INFORMATION START

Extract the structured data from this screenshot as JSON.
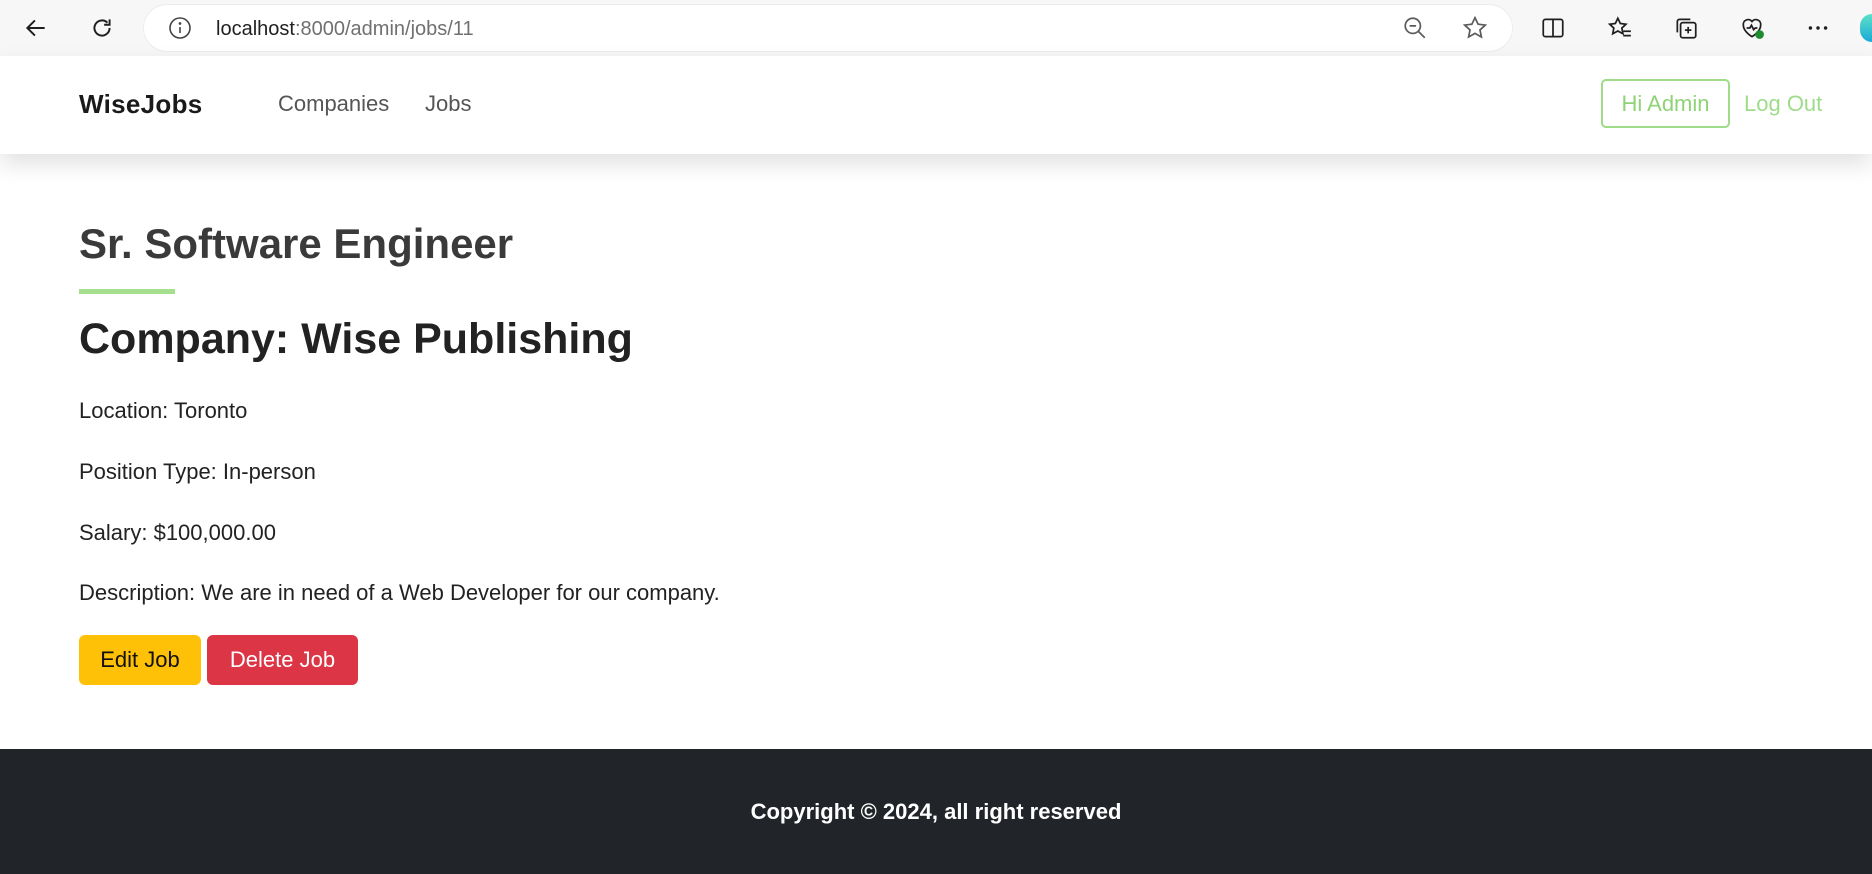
{
  "browser": {
    "url_host": "localhost",
    "url_path": ":8000/admin/jobs/11"
  },
  "navbar": {
    "brand": "WiseJobs",
    "links": [
      "Companies",
      "Jobs"
    ],
    "user_button": "Hi Admin",
    "logout": "Log Out"
  },
  "job": {
    "title": "Sr. Software Engineer",
    "company": "Company: Wise Publishing",
    "location": "Location: Toronto",
    "position_type": "Position Type: In-person",
    "salary": "Salary: $100,000.00",
    "description": "Description: We are in need of a Web Developer for our company."
  },
  "actions": {
    "edit": "Edit Job",
    "delete": "Delete Job"
  },
  "footer": {
    "copyright": "Copyright © 2024, all right reserved"
  },
  "colors": {
    "accent_green": "#a6e08f",
    "edit_button": "#ffc107",
    "delete_button": "#dc3545",
    "footer_bg": "#212529"
  }
}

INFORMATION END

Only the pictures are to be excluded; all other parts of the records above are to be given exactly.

RESPONSE:
Extract the structured data from this screenshot as JSON.
{
  "browser": {
    "url_host": "localhost",
    "url_path": ":8000/admin/jobs/11"
  },
  "navbar": {
    "brand": "WiseJobs",
    "links": [
      "Companies",
      "Jobs"
    ],
    "user_button": "Hi Admin",
    "logout": "Log Out"
  },
  "job": {
    "title": "Sr. Software Engineer",
    "company": "Company: Wise Publishing",
    "location": "Location: Toronto",
    "position_type": "Position Type: In-person",
    "salary": "Salary: $100,000.00",
    "description": "Description: We are in need of a Web Developer for our company."
  },
  "actions": {
    "edit": "Edit Job",
    "delete": "Delete Job"
  },
  "footer": {
    "copyright": "Copyright © 2024, all right reserved"
  },
  "colors": {
    "accent_green": "#a6e08f",
    "edit_button": "#ffc107",
    "delete_button": "#dc3545",
    "footer_bg": "#212529"
  }
}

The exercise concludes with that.